First of all, thanks for all of your nursery input and to everyone who made it to my ginormous yard sale. It really made my day.
Today I have a quick transformation of a yard sale find of my own to share. I LOVE how paint can truly transform just about anything from something dated, ugly, or boring into something fabulous.
I am especially a fan of all the great textured looks you can achieve with paint. There are so many great techniques to add depth and interest to painted projects – washes, glazes, dry-brushing, distressing, waxing, layering…
Several months ago I found the cutest little gold sunburst mirror. It was fine as it was but to me it was just crying out for a bit of texture. So I whipped out some Annie Sloan Chalk Paint and went to work layering on different colors.
There are several great things about this technique:
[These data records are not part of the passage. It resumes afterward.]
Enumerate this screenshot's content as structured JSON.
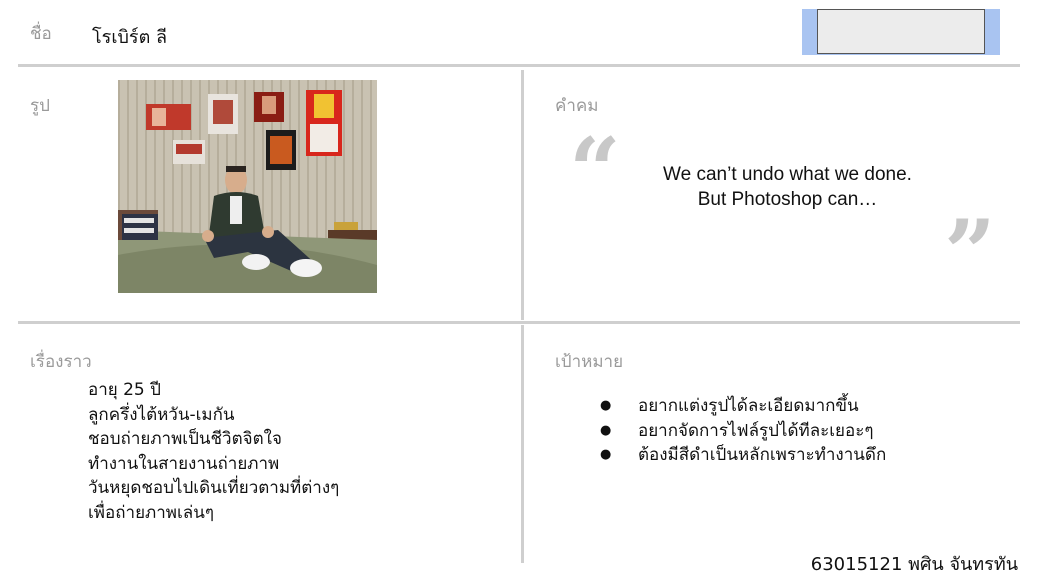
{
  "header": {
    "name_label": "ชื่อ",
    "name_value": "โรเบิร์ต ลี"
  },
  "photo_section": {
    "label": "รูป"
  },
  "quote_section": {
    "label": "คำคม",
    "open_mark": "“",
    "close_mark": "”",
    "lines": [
      "We can’t undo what we done.",
      "But Photoshop can…"
    ]
  },
  "story_section": {
    "label": "เรื่องราว",
    "lines": [
      "อายุ 25 ปี",
      "ลูกครึ่งไต้หวัน-เมกัน",
      "ชอบถ่ายภาพเป็นชีวิตจิตใจ",
      "ทำงานในสายงานถ่ายภาพ",
      "วันหยุดชอบไปเดินเที่ยวตามที่ต่างๆ",
      "เพื่อถ่ายภาพเล่นๆ"
    ]
  },
  "goals_section": {
    "label": "เป้าหมาย",
    "items": [
      "อยากแต่งรูปได้ละเอียดมากขึ้น",
      "อยากจัดการไฟล์รูปได้ทีละเยอะๆ",
      "ต้องมีสีดำเป็นหลักเพราะทำงานดึก"
    ]
  },
  "footer": {
    "credit": "63015121 พศิน จันทรทัน"
  },
  "colors": {
    "label_gray": "#9a9a9a",
    "divider": "#cfcfcf",
    "placeholder_blue": "#a9c4f1",
    "quote_mark": "#c8c8c8"
  }
}
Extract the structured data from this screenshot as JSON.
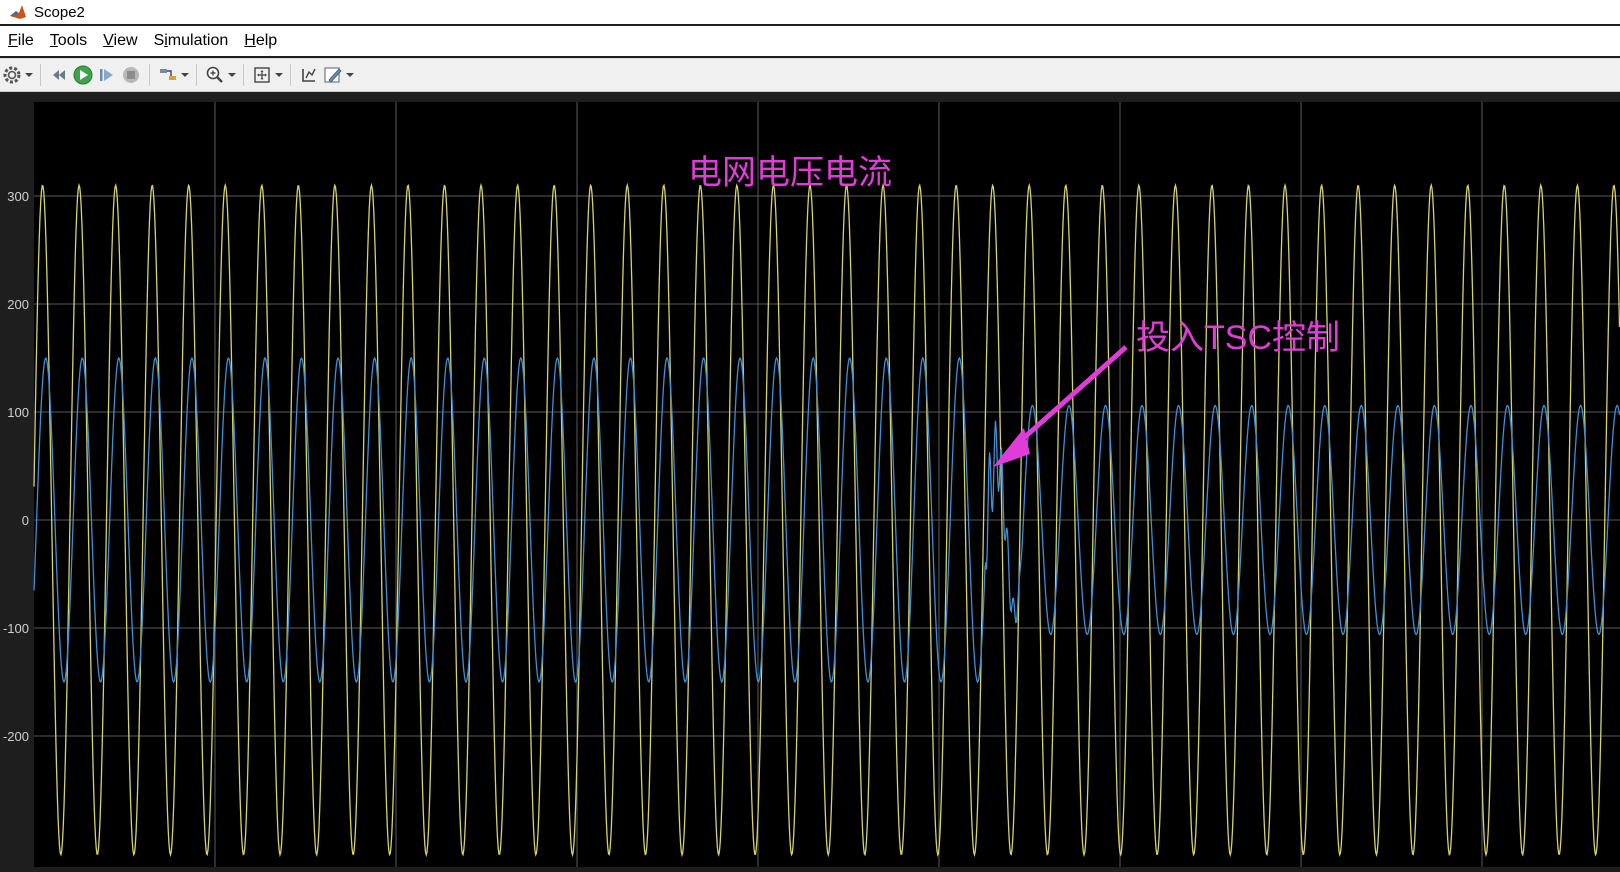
{
  "window": {
    "title": "Scope2"
  },
  "menu": [
    {
      "pre": "",
      "ul": "F",
      "post": "ile"
    },
    {
      "pre": "",
      "ul": "T",
      "post": "ools"
    },
    {
      "pre": "",
      "ul": "V",
      "post": "iew"
    },
    {
      "pre": "S",
      "ul": "i",
      "post": "mulation"
    },
    {
      "pre": "",
      "ul": "H",
      "post": "elp"
    }
  ],
  "toolbar": {
    "icons": [
      "gear-icon",
      "restore-icon",
      "run-icon",
      "step-forward-icon",
      "stop-icon",
      "highlight-icon",
      "zoom-in-icon",
      "fit-axes-icon",
      "cursor-icon",
      "style-icon"
    ]
  },
  "colors": {
    "voltage": "#d6d36a",
    "current": "#3d8fd6",
    "annotation": "#e03cd8",
    "plot_bg": "#000000",
    "grid": "#5a5a5a"
  },
  "annotations": {
    "title": "电网电压电流",
    "tsc_label": "投入TSC控制"
  },
  "chart_data": {
    "type": "line",
    "xlim": [
      0,
      1
    ],
    "ylim": [
      -300,
      390
    ],
    "y_ticks": [
      300,
      200,
      100,
      0,
      -100,
      -200
    ],
    "y_tick_labels": [
      "300",
      "200",
      "100",
      "0",
      "-100",
      "-200"
    ],
    "grid": true,
    "series": [
      {
        "amplitude": 310,
        "cycles": 43.4,
        "phase_offset": 0.0,
        "color": "#d6d36a"
      },
      {
        "amplitude_before": 150,
        "amplitude_after": 106,
        "switch_x": 0.6,
        "cycles": 43.4,
        "phase_offset": -0.45,
        "color": "#3d8fd6"
      }
    ]
  }
}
- You don’t have to use chalk paint – you can really use just about anything. I chose chalk paint because I just love the look it gives and I already had some.
- It is easy and fast. When you dry-brush, you don’t have to worry about covering everything or being perfect – you kind of just slap the paint on.
- It looks seriously awesome when you are done.
Dry brushing made simple
- I don’t have a great before picture, but here you can see the cheapy gold finish it had to start. I did tape off the mirror before I began to make clean up easier at the end.
- Take your base color (in this case Pure White) and dry brush it onto the frame. Dry brushing is pretty much what it sounds like. Dip the brush slightly into the paint and then wipe most of it off against the edge of the can. Then wipe a little more excess off on a piece of newspaper or paper towel. Then lightly brush the remaining paint onto the surface. The paint will be a little thicker in some areas and in others, the original color will show through – this is what you want, that is what gives it texture.
- Take your second color ( Providence) and basically do the same thing. It is up to you how thickly you want to paint on this color – just play around with it. You really can’t mess up with a project like this because you can always add more layers.
- Finally, take your base color again and lightly dry brush over the top of everything. This will help the colors blend together a bit and give that awesome depth and interest.
I love how weathered and broken-in the final finish looks – beautiful! (And no one has to know how easy it was).
Are you a texture fiend like me? What is your favorite technique for getting a textured finish with paint?